▶ _WHAT IS BEING ASKED_: Using the data beneath, show every line that includes the word "JSON".

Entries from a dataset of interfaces
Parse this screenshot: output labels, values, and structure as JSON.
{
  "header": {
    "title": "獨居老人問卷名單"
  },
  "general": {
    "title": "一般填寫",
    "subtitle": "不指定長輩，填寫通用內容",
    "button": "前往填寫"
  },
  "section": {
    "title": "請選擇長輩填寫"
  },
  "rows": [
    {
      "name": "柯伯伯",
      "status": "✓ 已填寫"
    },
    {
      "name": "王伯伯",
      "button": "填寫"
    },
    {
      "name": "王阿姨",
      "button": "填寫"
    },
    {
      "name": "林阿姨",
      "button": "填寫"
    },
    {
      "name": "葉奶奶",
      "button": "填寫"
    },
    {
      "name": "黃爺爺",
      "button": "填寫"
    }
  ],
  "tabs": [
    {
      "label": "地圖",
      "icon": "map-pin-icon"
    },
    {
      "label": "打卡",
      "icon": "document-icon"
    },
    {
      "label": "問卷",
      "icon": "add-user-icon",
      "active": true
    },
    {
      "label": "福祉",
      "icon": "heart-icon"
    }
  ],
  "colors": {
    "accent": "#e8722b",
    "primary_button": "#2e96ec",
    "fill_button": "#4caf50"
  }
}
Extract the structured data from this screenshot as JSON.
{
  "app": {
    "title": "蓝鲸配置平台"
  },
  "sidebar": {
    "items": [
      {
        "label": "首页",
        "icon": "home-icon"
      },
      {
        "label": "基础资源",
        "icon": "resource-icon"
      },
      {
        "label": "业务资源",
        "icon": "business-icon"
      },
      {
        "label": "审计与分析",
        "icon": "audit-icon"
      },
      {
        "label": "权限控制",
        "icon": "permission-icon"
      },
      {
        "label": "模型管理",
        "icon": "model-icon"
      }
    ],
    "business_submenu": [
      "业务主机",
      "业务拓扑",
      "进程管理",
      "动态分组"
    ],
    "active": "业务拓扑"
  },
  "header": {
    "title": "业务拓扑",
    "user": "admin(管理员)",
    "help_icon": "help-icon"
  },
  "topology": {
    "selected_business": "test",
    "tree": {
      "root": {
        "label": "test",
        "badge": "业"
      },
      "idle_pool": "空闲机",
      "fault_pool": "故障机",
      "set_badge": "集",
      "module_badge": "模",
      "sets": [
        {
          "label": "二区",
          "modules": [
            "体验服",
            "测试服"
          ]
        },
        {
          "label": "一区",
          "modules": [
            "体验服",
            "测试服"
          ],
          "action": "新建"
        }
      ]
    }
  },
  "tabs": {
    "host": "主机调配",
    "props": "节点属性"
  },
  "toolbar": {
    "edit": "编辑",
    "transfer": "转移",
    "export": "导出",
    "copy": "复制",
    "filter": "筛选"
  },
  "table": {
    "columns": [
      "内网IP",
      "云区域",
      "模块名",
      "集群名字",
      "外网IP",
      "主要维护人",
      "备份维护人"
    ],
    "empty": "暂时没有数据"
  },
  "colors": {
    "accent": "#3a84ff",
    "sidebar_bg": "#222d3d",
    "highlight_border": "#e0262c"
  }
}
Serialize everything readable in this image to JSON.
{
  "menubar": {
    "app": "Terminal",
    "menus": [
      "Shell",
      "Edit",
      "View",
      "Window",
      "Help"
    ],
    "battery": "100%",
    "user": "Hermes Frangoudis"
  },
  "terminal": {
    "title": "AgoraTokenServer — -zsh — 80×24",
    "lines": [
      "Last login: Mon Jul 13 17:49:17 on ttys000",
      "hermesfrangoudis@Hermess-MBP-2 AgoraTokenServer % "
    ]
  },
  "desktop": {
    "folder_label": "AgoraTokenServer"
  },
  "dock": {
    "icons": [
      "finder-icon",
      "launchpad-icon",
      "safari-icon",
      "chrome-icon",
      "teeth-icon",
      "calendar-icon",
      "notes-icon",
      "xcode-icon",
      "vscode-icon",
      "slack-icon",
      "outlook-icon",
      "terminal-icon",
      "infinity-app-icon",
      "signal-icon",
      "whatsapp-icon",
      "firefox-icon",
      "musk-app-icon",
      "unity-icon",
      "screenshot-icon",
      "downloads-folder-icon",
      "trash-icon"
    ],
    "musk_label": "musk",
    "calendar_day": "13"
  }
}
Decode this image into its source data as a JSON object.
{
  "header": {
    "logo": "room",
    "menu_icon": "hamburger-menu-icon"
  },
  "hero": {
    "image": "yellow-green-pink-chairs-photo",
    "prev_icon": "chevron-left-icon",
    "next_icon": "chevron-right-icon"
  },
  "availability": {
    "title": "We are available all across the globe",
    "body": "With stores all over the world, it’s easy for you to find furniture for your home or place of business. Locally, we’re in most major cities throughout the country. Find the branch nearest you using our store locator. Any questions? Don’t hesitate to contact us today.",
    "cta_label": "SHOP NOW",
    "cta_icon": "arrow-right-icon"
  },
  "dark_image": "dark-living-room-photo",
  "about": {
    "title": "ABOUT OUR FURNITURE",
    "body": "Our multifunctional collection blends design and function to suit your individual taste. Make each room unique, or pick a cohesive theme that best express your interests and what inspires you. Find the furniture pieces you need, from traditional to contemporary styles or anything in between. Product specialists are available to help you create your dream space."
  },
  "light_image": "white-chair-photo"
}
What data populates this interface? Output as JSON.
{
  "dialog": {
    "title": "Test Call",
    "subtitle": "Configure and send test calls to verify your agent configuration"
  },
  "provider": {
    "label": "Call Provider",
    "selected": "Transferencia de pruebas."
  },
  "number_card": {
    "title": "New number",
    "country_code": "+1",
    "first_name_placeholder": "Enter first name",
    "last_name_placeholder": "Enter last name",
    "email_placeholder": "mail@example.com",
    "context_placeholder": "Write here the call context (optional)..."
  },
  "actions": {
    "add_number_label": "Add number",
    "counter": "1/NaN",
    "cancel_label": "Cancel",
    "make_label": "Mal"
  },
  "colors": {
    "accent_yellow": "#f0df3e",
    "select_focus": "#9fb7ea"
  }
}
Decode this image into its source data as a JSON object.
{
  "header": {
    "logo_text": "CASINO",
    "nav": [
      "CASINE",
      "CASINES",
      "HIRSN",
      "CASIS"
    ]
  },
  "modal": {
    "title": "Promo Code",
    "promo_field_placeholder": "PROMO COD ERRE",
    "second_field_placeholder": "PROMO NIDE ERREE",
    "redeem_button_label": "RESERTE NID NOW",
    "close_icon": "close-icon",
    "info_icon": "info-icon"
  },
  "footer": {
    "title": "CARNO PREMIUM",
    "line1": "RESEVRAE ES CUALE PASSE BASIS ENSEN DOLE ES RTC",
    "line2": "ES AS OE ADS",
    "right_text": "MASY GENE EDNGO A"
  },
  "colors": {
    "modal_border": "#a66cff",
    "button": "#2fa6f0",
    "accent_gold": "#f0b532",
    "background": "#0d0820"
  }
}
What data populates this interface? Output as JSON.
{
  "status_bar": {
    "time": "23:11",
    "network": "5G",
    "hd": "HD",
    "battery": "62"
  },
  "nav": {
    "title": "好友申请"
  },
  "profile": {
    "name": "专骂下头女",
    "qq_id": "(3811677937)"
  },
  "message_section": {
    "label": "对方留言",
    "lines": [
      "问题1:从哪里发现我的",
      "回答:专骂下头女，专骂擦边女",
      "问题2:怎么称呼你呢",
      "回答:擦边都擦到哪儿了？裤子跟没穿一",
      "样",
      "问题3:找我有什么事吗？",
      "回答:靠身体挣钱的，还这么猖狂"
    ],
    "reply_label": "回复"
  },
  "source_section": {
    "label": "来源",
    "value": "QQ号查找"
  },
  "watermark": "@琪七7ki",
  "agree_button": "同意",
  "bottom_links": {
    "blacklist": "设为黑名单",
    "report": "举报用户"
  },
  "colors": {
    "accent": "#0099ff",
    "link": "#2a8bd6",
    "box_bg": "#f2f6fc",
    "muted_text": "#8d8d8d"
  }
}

▶ _WRITTEN REPLY_:
Parse this screenshot: output labels, values, and structure as JSON.
Extract the structured data from this screenshot as JSON.
Serialize everything readable in this image to JSON.
Decode this image into its source data as a JSON object.
What data populates this interface? Output as JSON.
Decode this image into its source data as a JSON object.
What data populates this interface? Output as JSON.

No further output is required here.